For April, my personal focus is running. I have a half marathon coming up at the end of the month, and I need to be in shape for that. So April is for eating and running. And, hopefully, some more creative work. I've been reading some pretty awesome books I'd like to have deeper thoughts about.

Speaking of deeper thoughts – I am, once again, trying to disentangle myself from my phone. This time I'm following a plan (more on that next week, when it's over), and yesterday I spent the entire day without screens. No phone, no laptop. I went outside, I watched other people on their phones, and I walked. I got lost. I had to deal with some strange memories that decided to attack me when I stood, vulnerable without a screen to look at, in the line to the loos in the British Museum. It was an interesting day.

But oh my god, did I read pages. And I wrote pages. And in the evening, I did use my phone: to listen to music.

I haven't properly listened to music in such a long time. I forgot how, when I lived alone, I could spend hours dancing through my flat. I forgot the feeling of having the window open at night, looking out into the darkness while listening to an epic orchestra piece. (Music always sounds best in the dark. It has more space then.)

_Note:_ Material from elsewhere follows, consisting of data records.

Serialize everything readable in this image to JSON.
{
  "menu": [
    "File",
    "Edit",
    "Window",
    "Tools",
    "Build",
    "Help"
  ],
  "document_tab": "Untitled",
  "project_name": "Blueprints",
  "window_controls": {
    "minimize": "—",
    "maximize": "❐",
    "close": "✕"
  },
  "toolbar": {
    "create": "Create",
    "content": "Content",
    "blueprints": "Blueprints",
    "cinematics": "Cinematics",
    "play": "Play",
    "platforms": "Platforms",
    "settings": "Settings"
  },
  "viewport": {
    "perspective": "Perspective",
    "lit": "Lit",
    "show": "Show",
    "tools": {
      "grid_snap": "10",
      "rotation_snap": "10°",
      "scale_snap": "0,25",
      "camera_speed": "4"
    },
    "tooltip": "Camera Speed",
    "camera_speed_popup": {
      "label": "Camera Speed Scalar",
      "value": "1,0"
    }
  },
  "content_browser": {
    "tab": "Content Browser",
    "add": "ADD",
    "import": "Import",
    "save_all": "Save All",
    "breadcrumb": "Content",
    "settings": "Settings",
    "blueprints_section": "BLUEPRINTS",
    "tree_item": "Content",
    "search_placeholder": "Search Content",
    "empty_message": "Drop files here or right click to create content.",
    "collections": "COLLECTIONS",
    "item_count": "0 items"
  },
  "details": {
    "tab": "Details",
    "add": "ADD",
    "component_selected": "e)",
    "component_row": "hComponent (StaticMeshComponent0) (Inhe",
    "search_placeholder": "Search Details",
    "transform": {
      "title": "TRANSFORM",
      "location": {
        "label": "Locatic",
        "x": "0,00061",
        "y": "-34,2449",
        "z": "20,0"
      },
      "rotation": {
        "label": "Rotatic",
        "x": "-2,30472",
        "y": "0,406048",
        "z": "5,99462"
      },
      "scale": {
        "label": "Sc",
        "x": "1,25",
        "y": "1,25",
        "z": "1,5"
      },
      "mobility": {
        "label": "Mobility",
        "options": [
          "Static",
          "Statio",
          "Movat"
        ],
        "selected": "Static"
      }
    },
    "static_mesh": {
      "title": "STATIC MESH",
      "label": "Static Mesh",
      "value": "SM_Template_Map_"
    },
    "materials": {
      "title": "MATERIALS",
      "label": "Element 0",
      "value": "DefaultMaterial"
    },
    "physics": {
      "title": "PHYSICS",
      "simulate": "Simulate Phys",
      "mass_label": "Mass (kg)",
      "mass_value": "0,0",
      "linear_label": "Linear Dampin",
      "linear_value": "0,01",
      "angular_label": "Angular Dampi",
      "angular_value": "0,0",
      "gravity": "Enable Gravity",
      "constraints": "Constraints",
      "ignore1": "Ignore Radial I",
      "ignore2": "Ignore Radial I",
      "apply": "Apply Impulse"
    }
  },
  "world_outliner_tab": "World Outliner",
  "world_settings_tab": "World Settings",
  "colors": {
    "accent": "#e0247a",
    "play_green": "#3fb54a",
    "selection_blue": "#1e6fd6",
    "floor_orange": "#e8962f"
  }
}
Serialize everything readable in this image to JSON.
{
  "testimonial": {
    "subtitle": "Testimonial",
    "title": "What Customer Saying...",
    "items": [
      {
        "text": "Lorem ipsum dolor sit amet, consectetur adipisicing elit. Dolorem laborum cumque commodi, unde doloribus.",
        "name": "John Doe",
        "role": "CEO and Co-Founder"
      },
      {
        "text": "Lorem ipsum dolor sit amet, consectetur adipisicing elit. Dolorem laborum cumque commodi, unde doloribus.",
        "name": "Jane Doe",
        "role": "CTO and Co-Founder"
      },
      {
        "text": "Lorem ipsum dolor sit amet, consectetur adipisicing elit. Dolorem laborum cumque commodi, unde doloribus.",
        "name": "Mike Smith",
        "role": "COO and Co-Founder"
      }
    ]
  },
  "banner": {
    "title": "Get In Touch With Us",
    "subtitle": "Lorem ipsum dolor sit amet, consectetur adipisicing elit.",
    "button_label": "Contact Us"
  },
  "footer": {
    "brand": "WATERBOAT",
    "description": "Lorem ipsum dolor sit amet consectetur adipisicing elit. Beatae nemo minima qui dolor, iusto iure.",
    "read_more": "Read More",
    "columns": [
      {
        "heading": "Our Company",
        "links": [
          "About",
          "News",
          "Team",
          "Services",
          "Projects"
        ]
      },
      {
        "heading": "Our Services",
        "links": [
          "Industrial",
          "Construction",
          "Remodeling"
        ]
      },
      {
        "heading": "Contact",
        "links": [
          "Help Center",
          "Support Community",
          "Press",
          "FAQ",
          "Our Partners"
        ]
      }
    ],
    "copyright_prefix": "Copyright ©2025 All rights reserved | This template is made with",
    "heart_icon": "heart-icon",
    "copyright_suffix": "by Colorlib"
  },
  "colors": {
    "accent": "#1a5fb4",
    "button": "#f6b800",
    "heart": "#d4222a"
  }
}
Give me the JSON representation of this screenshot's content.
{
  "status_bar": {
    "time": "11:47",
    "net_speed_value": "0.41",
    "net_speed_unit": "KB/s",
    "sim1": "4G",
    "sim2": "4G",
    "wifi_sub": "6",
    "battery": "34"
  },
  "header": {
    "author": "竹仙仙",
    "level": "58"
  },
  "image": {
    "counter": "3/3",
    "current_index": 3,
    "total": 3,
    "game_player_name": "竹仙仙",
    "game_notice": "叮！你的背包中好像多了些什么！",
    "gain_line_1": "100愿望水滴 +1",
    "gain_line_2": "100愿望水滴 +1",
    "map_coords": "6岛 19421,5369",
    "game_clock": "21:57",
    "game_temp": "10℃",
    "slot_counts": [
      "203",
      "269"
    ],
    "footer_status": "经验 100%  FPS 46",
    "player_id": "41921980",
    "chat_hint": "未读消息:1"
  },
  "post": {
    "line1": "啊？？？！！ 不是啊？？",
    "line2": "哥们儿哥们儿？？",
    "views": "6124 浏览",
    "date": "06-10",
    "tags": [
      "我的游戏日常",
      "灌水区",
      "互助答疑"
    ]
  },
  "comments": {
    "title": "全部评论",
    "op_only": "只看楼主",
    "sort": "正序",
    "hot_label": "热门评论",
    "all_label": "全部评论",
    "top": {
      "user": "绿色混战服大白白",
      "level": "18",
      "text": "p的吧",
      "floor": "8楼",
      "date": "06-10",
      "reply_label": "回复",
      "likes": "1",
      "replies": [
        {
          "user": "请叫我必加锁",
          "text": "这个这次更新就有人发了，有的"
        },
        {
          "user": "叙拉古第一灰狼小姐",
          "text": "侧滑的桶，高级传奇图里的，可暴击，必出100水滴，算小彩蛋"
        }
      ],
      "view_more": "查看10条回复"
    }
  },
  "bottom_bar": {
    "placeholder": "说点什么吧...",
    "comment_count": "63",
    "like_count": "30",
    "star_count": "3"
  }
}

Music is always first to go when I prioritise. (Of the many things I'd love to do but don't have time for, dance and playing the piano are my biggest regrets.) It's so easy to just put on a random Spotify playlist for 'concentration' to have in the background at work. And then, as soon as priorities shift, say, while walking, what goes into our ears needs to be more productive: audiobooks and podcasts, to educate and inspire us. Surely I'm not the only one who feels this pressure to always have their mind on something 'improving'?

I used to have a folder on my MP3 player named 'instrumentals' that I'd listen to on my way home from school. It was about an hour of epic orchestral and electronic pieces whose structures I knew by heart. I could walk to their rhythm, fast, carried by the sound.

Someone once asked me, 'If you don't drink, where do you get your fix?' The answer has always been music. I've made it through many brain crises thanks to the maximum volume setting. And still. I haven't properly listened in months.

I'm now working to recreate that 'instrumentals' playlist on Spotify, and add songs I've found over the years. Here's one of them. Enjoy.